A trait that I think philosophers should aspire to, although one that I don’t see as often, is a refusal to make one’s arguments sound any stronger than they actually are.Report

Arthur Greeves
Arthur Greeves
Reply to  Dale Miller
4 years ago

Is the word you’re looking for “candor”?Report

Dale Miller
Reply to  Arthur Greeves
4 years ago

I think that’s probably right; that or ‘frankness’.Report

beauvoir's baby
beauvoir's baby
4 years ago

I think perhaps “integrity” should be added to the list, by which I mean something like the consistent practice of one’s fundamental values and moral commitments. Integrity undergirds the capacities to admit to being wrong and changing one’s mind and / or behaviour, and the speaking of one’s mind in the face of opposition and / or risk of personal cost.Report

Sarah Free
Sarah Free
4 years ago

After some thought, I think of courage as:

“A tool with which we position ourselves in the world in order to assess and act on situations whose outcomes are uncertain, fearful, or potentially harmful to our personhood or the personhood of others. It involves a willingness to engage in either internal or external confrontation for the sake of full participation in the world.”

Lengthy, but, hey.Report

Dan Dennis
Dan Dennis
4 years ago

A rejection of arbitrariness – so a rejection of the desires, habits, goals, opinions, values etc that one finds oneself with merely as a result of the genes, upbringing, past experience etc. that one chanced to have. And thus a searching for an alternative to the arbitrary.

An unwillingness to settle on, and make do with, that which is merely adequate, satisfactory, comfortable, prudent etcReport

Dan Dennis
Dan Dennis
4 years ago

Hmm. Just noticed that no one has mentioned rationality / a commitment to being guided by reason. Which I take to go hand in hand with the aforementioned rejection of arbitrariness…Report

PeterJ
PeterJ
Reply to  Dan Dennis
4 years ago

Yes. Perhaps all the other virtues and traits could be summed up under ‘Rationality’. It would be rational to be honest, rigorous, courageous and so forth. Thus ‘rational’ philosophy would be the ideal. Regrettably we have labelled one tradition of philosophy ‘rational’ on an arbitrary basis, so the word has largely lost its usefulness.Report

Seamus
Seamus
1 year ago

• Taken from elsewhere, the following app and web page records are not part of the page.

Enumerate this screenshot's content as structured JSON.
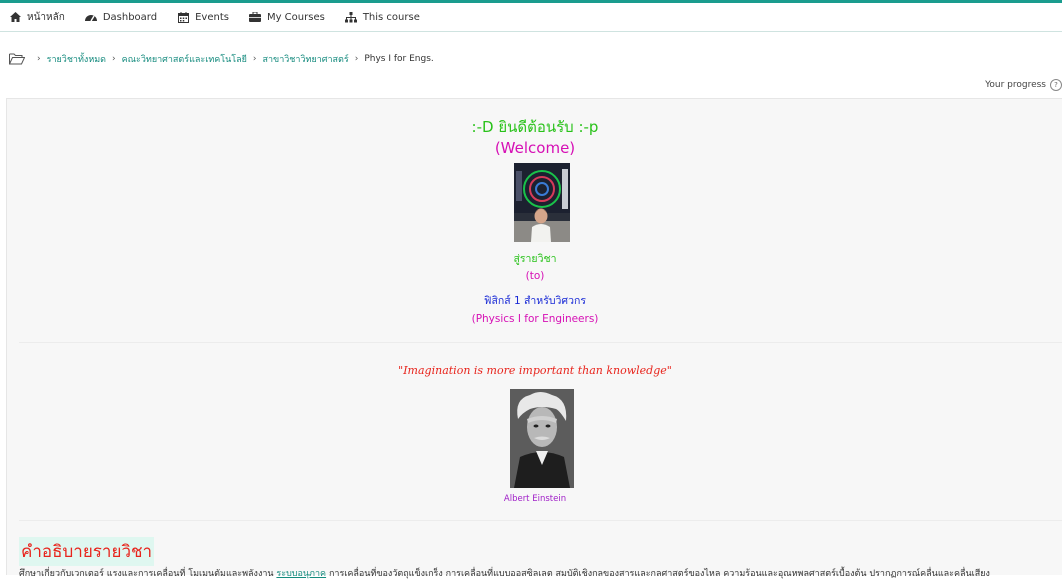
{
  "nav": {
    "items": [
      {
        "label": "หน้าหลัก",
        "icon": "home-icon"
      },
      {
        "label": "Dashboard",
        "icon": "dashboard-icon"
      },
      {
        "label": "Events",
        "icon": "calendar-icon"
      },
      {
        "label": "My Courses",
        "icon": "briefcase-icon"
      },
      {
        "label": "This course",
        "icon": "sitemap-icon"
      }
    ]
  },
  "breadcrumb": {
    "items": [
      {
        "label": "รายวิชาทั้งหมด",
        "link": true
      },
      {
        "label": "คณะวิทยาศาสตร์และเทคโนโลยี",
        "link": true
      },
      {
        "label": "สาขาวิชาวิทยาศาสตร์",
        "link": true
      },
      {
        "label": "Phys I for Engs.",
        "link": false
      }
    ]
  },
  "progress": {
    "label": "Your progress",
    "help": "?"
  },
  "welcome": {
    "thai": ":-D ยินดีต้อนรับ :-p",
    "english": "(Welcome)"
  },
  "course_intro": {
    "to_thai": "สู่รายวิชา",
    "to_english": "(to)",
    "course_thai": "ฟิสิกส์ 1 สำหรับวิศวกร",
    "course_english": "(Physics I for Engineers)"
  },
  "quote": {
    "text": "\"Imagination is more important than knowledge\"",
    "author": "Albert Einstein"
  },
  "description": {
    "title": "คำอธิบายรายวิชา",
    "text_before": "ศึกษาเกี่ยวกับเวกเตอร์ แรงและการเคลื่อนที่ โมเมนตัมและพลังงาน ",
    "link": "ระบบอนุภาค",
    "text_after": " การเคลื่อนที่ของวัตถุแข็งเกร็ง การเคลื่อนที่แบบออสซิลเลต สมบัติเชิงกลของสารและกลศาสตร์ของไหล ความร้อนและอุณหพลศาสตร์เบื้องต้น ปรากฏการณ์คลื่นและคลื่นเสียง"
  },
  "colors": {
    "accent": "#1a9c8e",
    "welcome_green": "#29c21a",
    "magenta": "#d60fb5",
    "blue": "#1a2bd6",
    "quote_red": "#e8241c",
    "author_purple": "#a020c8"
  }
}
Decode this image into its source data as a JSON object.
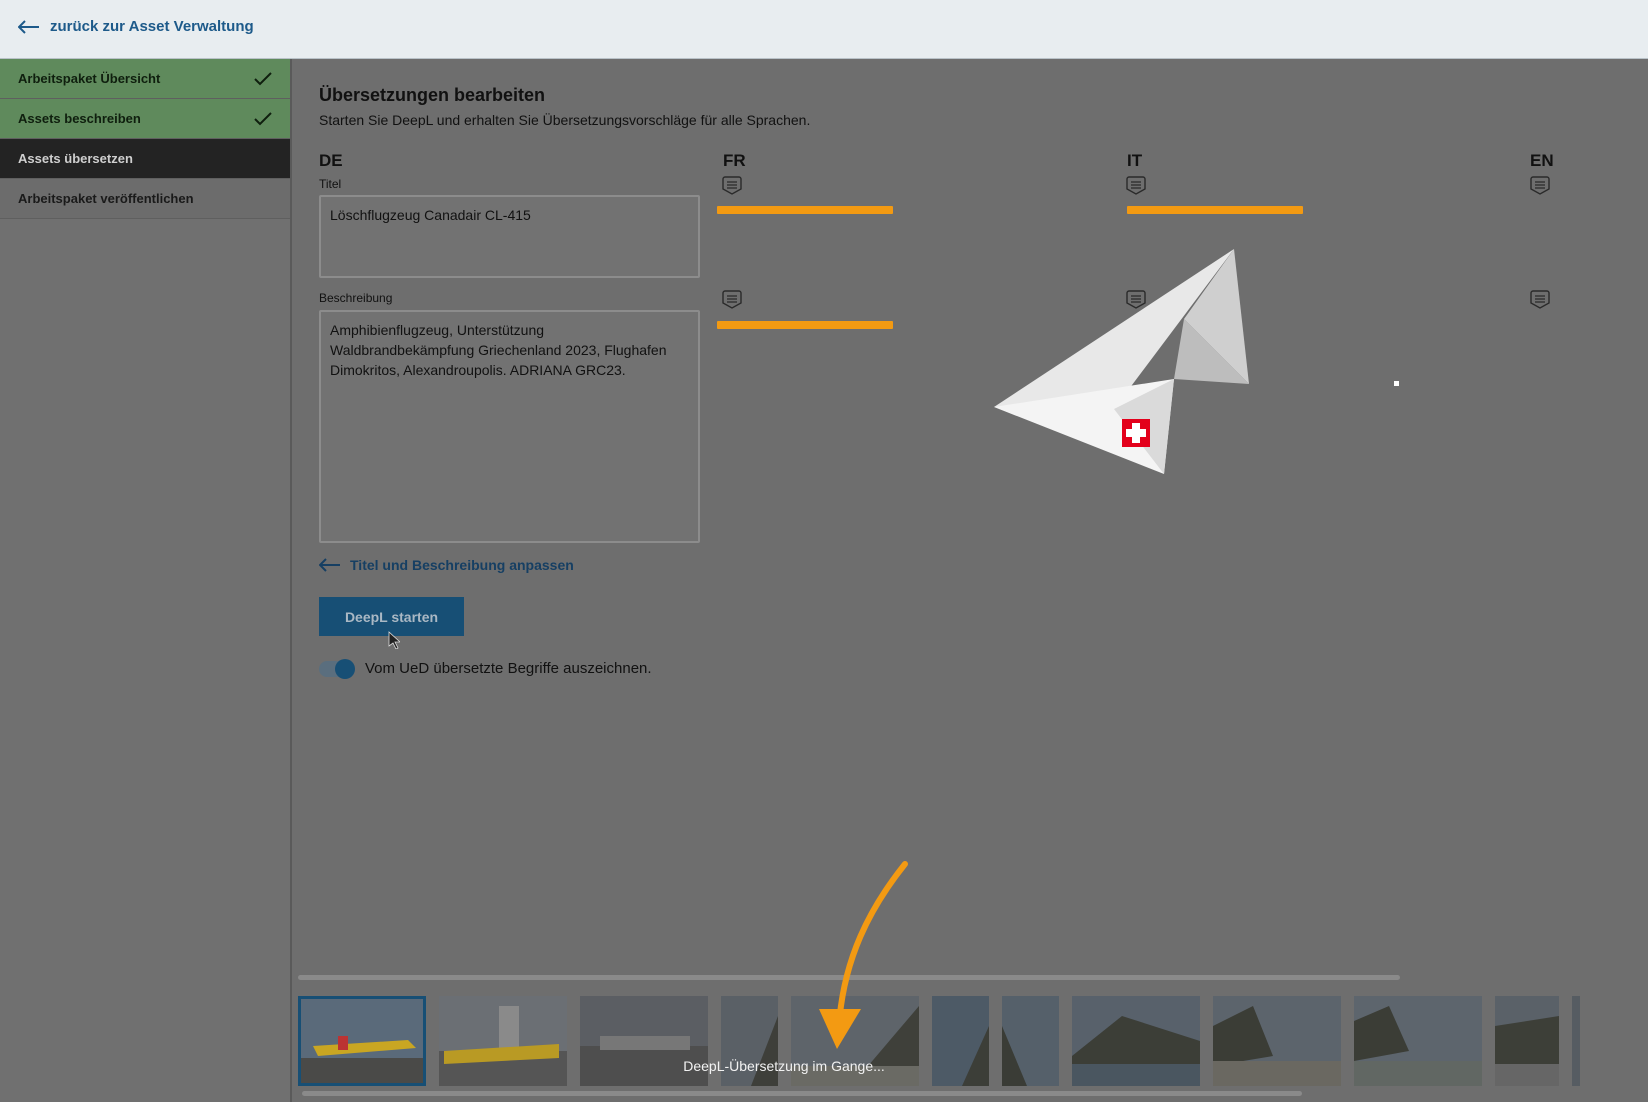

Patience – the grace to acknowledge that you may need time to properly understand, that your intuitions may not be quickly and easily reasoned and that good answers take time.Report